Tin Can Phone

Insidious: Chapter 2 (2013)
Ty Simpkins in Insidious: Chapter 2 (2013)
The idea of interacting with a spirit without realizing it was also done extremely well in The Haunting (1963) in the scene where Eleanor thinks she’s holding hands with Theo.

Dark closets are a staple of horror stories, and Insidious: Chapter 2 reiterates the fact that, yes, you should be scared of what’s hidden in the dark. Young Dalton (Ty Simpkins) and his brother Foster (Andrew Astor) have a phone made out of tin cans and string. Dalton thinks the phone is dumb, so when he is woken at night by a voice coming from the can, he tells Foster to stop. The problem is, it’s not Foster’s voice. The other end of the phone is hidden away in the back of Dalton’s closet. Dalton learns who he is talking to when the spirit of a woman in pain exits the closet and reaches out to him. The layers of realization as Dalton becomes more aware of what’s happening add to the fear, but it still comes down to one thing: closets are scary.

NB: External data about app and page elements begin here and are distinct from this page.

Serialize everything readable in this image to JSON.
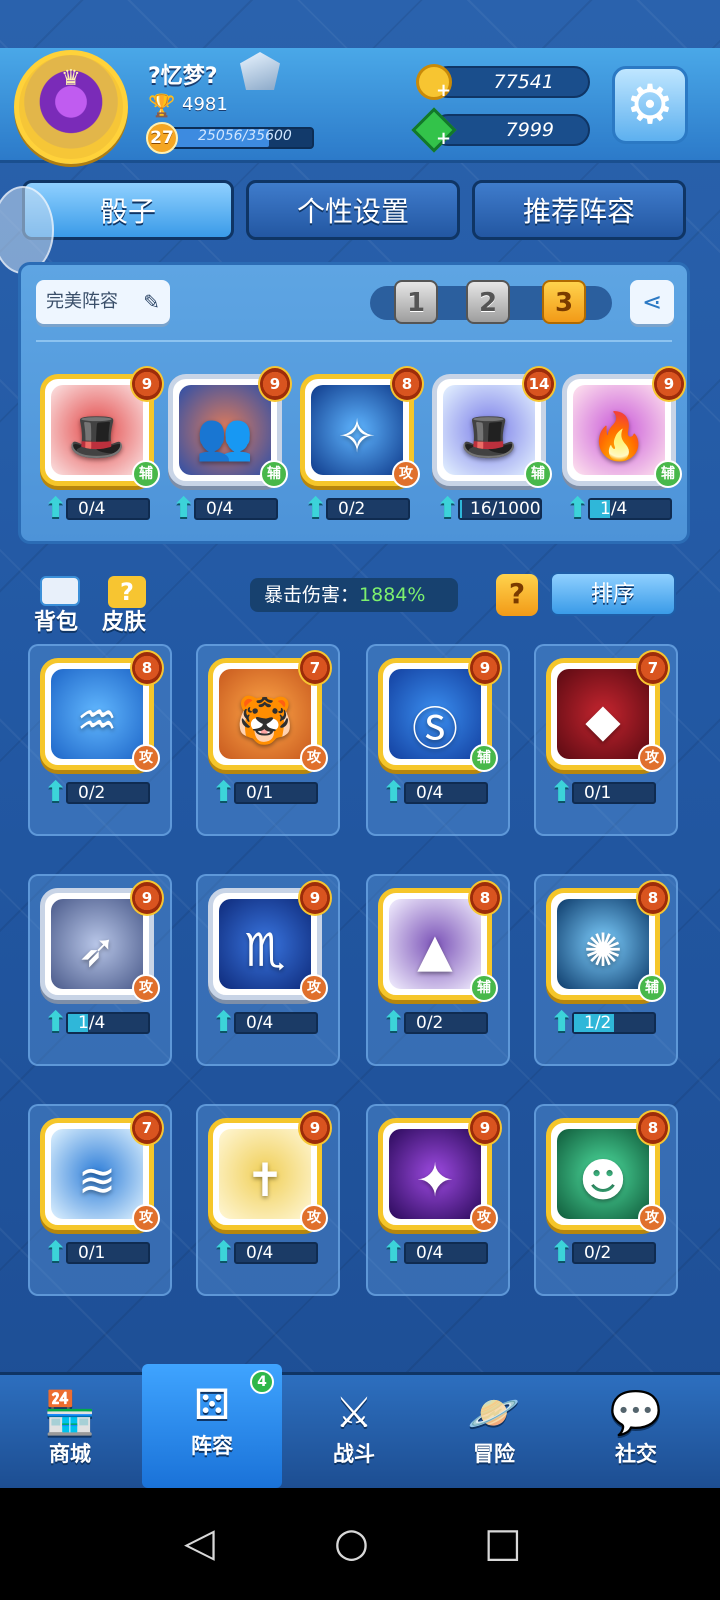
{
  "player": {
    "name": "?忆梦?",
    "trophies": "4981",
    "level": "27",
    "xp": "25056/35600",
    "xp_fraction": 0.7038
  },
  "currency": {
    "gold": "77541",
    "gems": "7999"
  },
  "tabs": [
    {
      "label": "骰子"
    },
    {
      "label": "个性设置"
    },
    {
      "label": "推荐阵容"
    }
  ],
  "deck": {
    "name": "完美阵容",
    "slots": [
      "1",
      "2",
      "3"
    ],
    "active_slot": "3"
  },
  "deck_cards": [
    {
      "icon": "red-hat",
      "level": "9",
      "role": "辅",
      "progress": "0/4",
      "frame": "gold",
      "fraction": 0
    },
    {
      "icon": "twin-figures",
      "level": "9",
      "role": "辅",
      "progress": "0/4",
      "frame": "silver",
      "fraction": 0
    },
    {
      "icon": "light-figure",
      "level": "8",
      "role": "攻",
      "progress": "0/2",
      "frame": "gold",
      "fraction": 0
    },
    {
      "icon": "magic-hat",
      "level": "14",
      "role": "辅",
      "progress": "16/1000",
      "frame": "silver",
      "fraction": 0.016
    },
    {
      "icon": "fire-altar",
      "level": "9",
      "role": "辅",
      "progress": "1/4",
      "frame": "silver",
      "fraction": 0.25
    }
  ],
  "labels": {
    "bag": "背包",
    "skin": "皮肤",
    "crit_label": "暴击伤害：",
    "crit_value": "1884%",
    "help": "?",
    "sort": "排序"
  },
  "collection": [
    {
      "icon": "water-jug",
      "level": "8",
      "role": "攻",
      "progress": "0/2",
      "frame": "gold",
      "fraction": 0
    },
    {
      "icon": "tiger",
      "level": "7",
      "role": "攻",
      "progress": "0/1",
      "frame": "gold",
      "fraction": 0
    },
    {
      "icon": "s-coin",
      "level": "9",
      "role": "辅",
      "progress": "0/4",
      "frame": "gold",
      "fraction": 0
    },
    {
      "icon": "vampire",
      "level": "7",
      "role": "攻",
      "progress": "0/1",
      "frame": "gold",
      "fraction": 0
    },
    {
      "icon": "archer",
      "level": "9",
      "role": "攻",
      "progress": "1/4",
      "frame": "silver",
      "fraction": 0.25
    },
    {
      "icon": "scorpion",
      "level": "9",
      "role": "攻",
      "progress": "0/4",
      "frame": "silver",
      "fraction": 0
    },
    {
      "icon": "witch-hat",
      "level": "8",
      "role": "辅",
      "progress": "0/2",
      "frame": "gold",
      "fraction": 0
    },
    {
      "icon": "dandelion",
      "level": "8",
      "role": "辅",
      "progress": "1/2",
      "frame": "gold",
      "fraction": 0.5
    },
    {
      "icon": "dragon",
      "level": "7",
      "role": "攻",
      "progress": "0/1",
      "frame": "gold",
      "fraction": 0
    },
    {
      "icon": "holy-cross",
      "level": "9",
      "role": "攻",
      "progress": "0/4",
      "frame": "gold",
      "fraction": 0
    },
    {
      "icon": "purple-beam",
      "level": "9",
      "role": "攻",
      "progress": "0/4",
      "frame": "gold",
      "fraction": 0
    },
    {
      "icon": "ghost",
      "level": "8",
      "role": "攻",
      "progress": "0/2",
      "frame": "gold",
      "fraction": 0
    }
  ],
  "nav": [
    {
      "label": "商城",
      "icon": "shop-icon"
    },
    {
      "label": "阵容",
      "icon": "dice-icon",
      "badge": "4"
    },
    {
      "label": "战斗",
      "icon": "swords-icon"
    },
    {
      "label": "冒险",
      "icon": "planet-icon"
    },
    {
      "label": "社交",
      "icon": "chat-icon"
    }
  ],
  "colors": {
    "gold_frame": "#f5c62a",
    "attack": "#e0702c",
    "support": "#48b84a",
    "crit": "#7df06e"
  }
}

Curtain Demon

Insidious: Chapter 3 (2015)
The curtain demon in Insidious: Chapter 3 (2015).
The demon behind the curtain is known as the Wheezing Demon or The Man Who Can’t Breathe.

After her mobility is severely reduced when she breaks both legs in a car accident, Quinn (Stefanie Scott) spends a lot of time in bed. While talking with a friend online, Quinn is spooked when her friend notices someone else in the room. The video feed freezes, and Quinn sees that her wheelchair has mysteriously moved across the room, well out of reach. Essentially trapped in bed, Quinn looks towards the window to see a demon silhouetted in the sunlight. It’s a terrifying sight that gets worse when the demon drops to the floor and out of sight. Now it could be anywhere. The scene continues with the demon moving around the room at will while Quinn can barely move. And it all started with a window and a curtain.

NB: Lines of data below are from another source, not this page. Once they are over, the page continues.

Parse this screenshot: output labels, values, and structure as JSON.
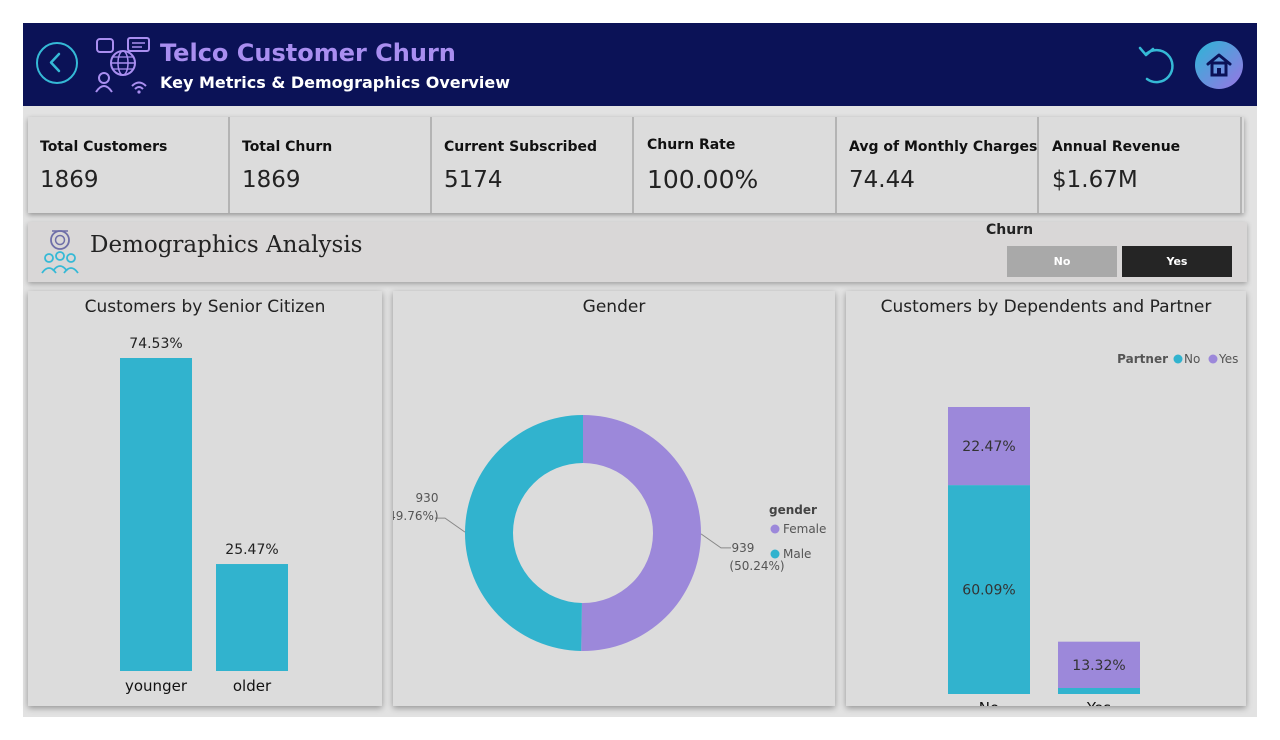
{
  "header": {
    "title": "Telco Customer Churn",
    "subtitle": "Key Metrics & Demographics Overview"
  },
  "kpis": [
    {
      "label": "Total Customers",
      "value": "1869"
    },
    {
      "label": "Total Churn",
      "value": "1869"
    },
    {
      "label": "Current Subscribed",
      "value": "5174"
    },
    {
      "label": "Churn Rate",
      "value": "100.00%"
    },
    {
      "label": "Avg of Monthly Charges",
      "value": "74.44"
    },
    {
      "label": "Annual Revenue",
      "value": "$1.67M"
    }
  ],
  "demographics": {
    "title": "Demographics Analysis",
    "slicer": {
      "title": "Churn",
      "options": [
        "No",
        "Yes"
      ],
      "selected": "Yes"
    }
  },
  "colors": {
    "teal": "#31b3ce",
    "purple": "#9c88da",
    "header": "#0b1257"
  },
  "chart_data": [
    {
      "type": "bar",
      "title": "Customers by Senior Citizen",
      "categories": [
        "younger",
        "older"
      ],
      "values": [
        74.53,
        25.47
      ],
      "labels": [
        "74.53%",
        "25.47%"
      ],
      "ylim": [
        0,
        74.53
      ],
      "grid": false,
      "color": "#31b3ce"
    },
    {
      "type": "pie",
      "title": "Gender",
      "legend_title": "gender",
      "legend_position": "right",
      "slices": [
        {
          "name": "Female",
          "value": 939,
          "percent": "(50.24%)",
          "color": "#9c88da"
        },
        {
          "name": "Male",
          "value": 930,
          "percent": "(49.76%)",
          "color": "#31b3ce"
        }
      ]
    },
    {
      "type": "bar",
      "stacked": true,
      "title": "Customers by Dependents and Partner",
      "legend_title": "Partner",
      "legend_position": "top-right",
      "categories": [
        "No",
        "Yes"
      ],
      "series": [
        {
          "name": "No",
          "values": [
            60.09,
            1.73
          ],
          "labels": [
            "60.09%",
            ""
          ],
          "color": "#31b3ce"
        },
        {
          "name": "Yes",
          "values": [
            22.47,
            13.32
          ],
          "labels": [
            "22.47%",
            "13.32%"
          ],
          "color": "#9c88da"
        }
      ],
      "ylim": [
        0,
        82.56
      ],
      "grid": false
    }
  ]
}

Don’t You Dare

Insidious: Chapter 2 (2013)
Danielle Bisutti in Insidious: Chapter 2 (2013).
The entity known as The Woman in White (Danielle Bisutti) is the main antagonist of Insidious: Chapter 2.

The scene where Renai comes face to face with The Woman in White feels a lot like an updated and enhanced version of the “Tiptoe Through the Tulips” scene from the first Insidious movie. It begins with Renai doing another household chore, laundry, before being led by supernatural forces on a walk through her home. Like in the first movie, the scene contains sweeping camera movements that tease viewers with thoughts of what might be around the next corner. But when compared to the original Insidious, the fear-factor in this particular scene is significantly greater. It contains intense audio, flying objects, and an impactful ending that has The Woman in White screaming in Renai’s (and the audience’s) face. The lesson learned? Don’t do laundry. Ever.

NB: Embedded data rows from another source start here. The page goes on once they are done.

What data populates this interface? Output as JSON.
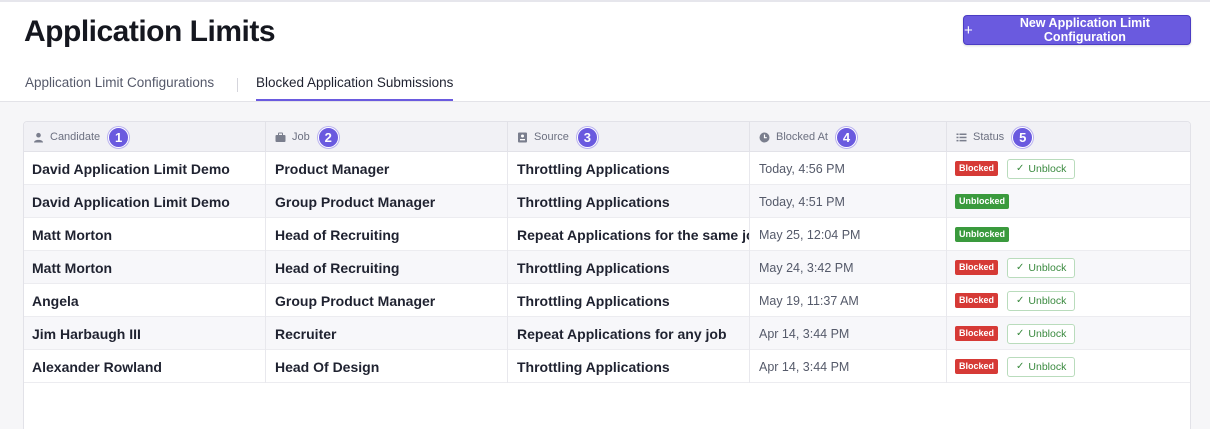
{
  "page": {
    "title": "Application Limits",
    "new_button_label": "New Application Limit Configuration",
    "new_button_icon": "+"
  },
  "tabs": [
    {
      "label": "Application Limit Configurations",
      "active": false
    },
    {
      "label": "Blocked Application Submissions",
      "active": true
    }
  ],
  "table": {
    "columns": [
      {
        "label": "Candidate",
        "icon": "person-icon",
        "badge": "1"
      },
      {
        "label": "Job",
        "icon": "briefcase-icon",
        "badge": "2"
      },
      {
        "label": "Source",
        "icon": "source-icon",
        "badge": "3"
      },
      {
        "label": "Blocked At",
        "icon": "clock-icon",
        "badge": "4"
      },
      {
        "label": "Status",
        "icon": "list-icon",
        "badge": "5"
      }
    ],
    "rows": [
      {
        "candidate": "David Application Limit Demo",
        "job": "Product Manager",
        "source": "Throttling Applications",
        "blocked_at": "Today, 4:56 PM",
        "status": "Blocked",
        "action": "Unblock"
      },
      {
        "candidate": "David Application Limit Demo",
        "job": "Group Product Manager",
        "source": "Throttling Applications",
        "blocked_at": "Today, 4:51 PM",
        "status": "Unblocked",
        "action": ""
      },
      {
        "candidate": "Matt Morton",
        "job": "Head of Recruiting",
        "source": "Repeat Applications for the same job",
        "blocked_at": "May 25, 12:04 PM",
        "status": "Unblocked",
        "action": ""
      },
      {
        "candidate": "Matt Morton",
        "job": "Head of Recruiting",
        "source": "Throttling Applications",
        "blocked_at": "May 24, 3:42 PM",
        "status": "Blocked",
        "action": "Unblock"
      },
      {
        "candidate": "Angela",
        "job": "Group Product Manager",
        "source": "Throttling Applications",
        "blocked_at": "May 19, 11:37 AM",
        "status": "Blocked",
        "action": "Unblock"
      },
      {
        "candidate": "Jim Harbaugh III",
        "job": "Recruiter",
        "source": "Repeat Applications for any job",
        "blocked_at": "Apr 14, 3:44 PM",
        "status": "Blocked",
        "action": "Unblock"
      },
      {
        "candidate": "Alexander Rowland",
        "job": "Head Of Design",
        "source": "Throttling Applications",
        "blocked_at": "Apr 14, 3:44 PM",
        "status": "Blocked",
        "action": "Unblock"
      }
    ]
  },
  "colors": {
    "accent": "#6a5adf",
    "blocked": "#d63a36",
    "unblocked": "#3a9a3d"
  }
}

He’s Right Behind Me, Isn’t He?

Insidious (2010)
Joseph Bishara and Patrick Wilson in Insidious (2010).
The demon behind Josh is sometimes called The Red Face Demon, The Man with the Fire on His Face, or The Lipstick Face Demon.

It’s fitting that the most indelible image of the entire Insidious franchise is one of its most simple and straightforward scares. It is the scene in the first Insidious in which Renai (Rose Byrne), Josh (Patrick Wilson), and Josh’s mother Lorraine (Barbara Hershey) are having a discussion at the dinner table. While telling Josh and Renai about a dream she had about their house and a red-faced demon, Lorraine looks at her son and briefly sees the demon standing agonizingly close behind Josh. It’s only on screen for a second, but the sudden appearance of the demon combined with Barbara Hershey’s intense reaction makes it utterly horrifying. So, if you’re ever having a discussion at a table, it’s best to just keep your eyes down.

Further Reading

A drawing of the Red Face Demon in Insidious (2010).
An honorable mention for creepiest moments includes the scene in Insidious (2010) when Elise describes seeing the Red Face Demon in the ceiling, and Specs draws it. The audience sees nothing supernatural in this scene, but it makes us look at ceilings very differently.

Meet The Author

Chris has a degree in film studies at Temple University’s campus in Tokyo, Japan. He is a renowned expert on horror cinema.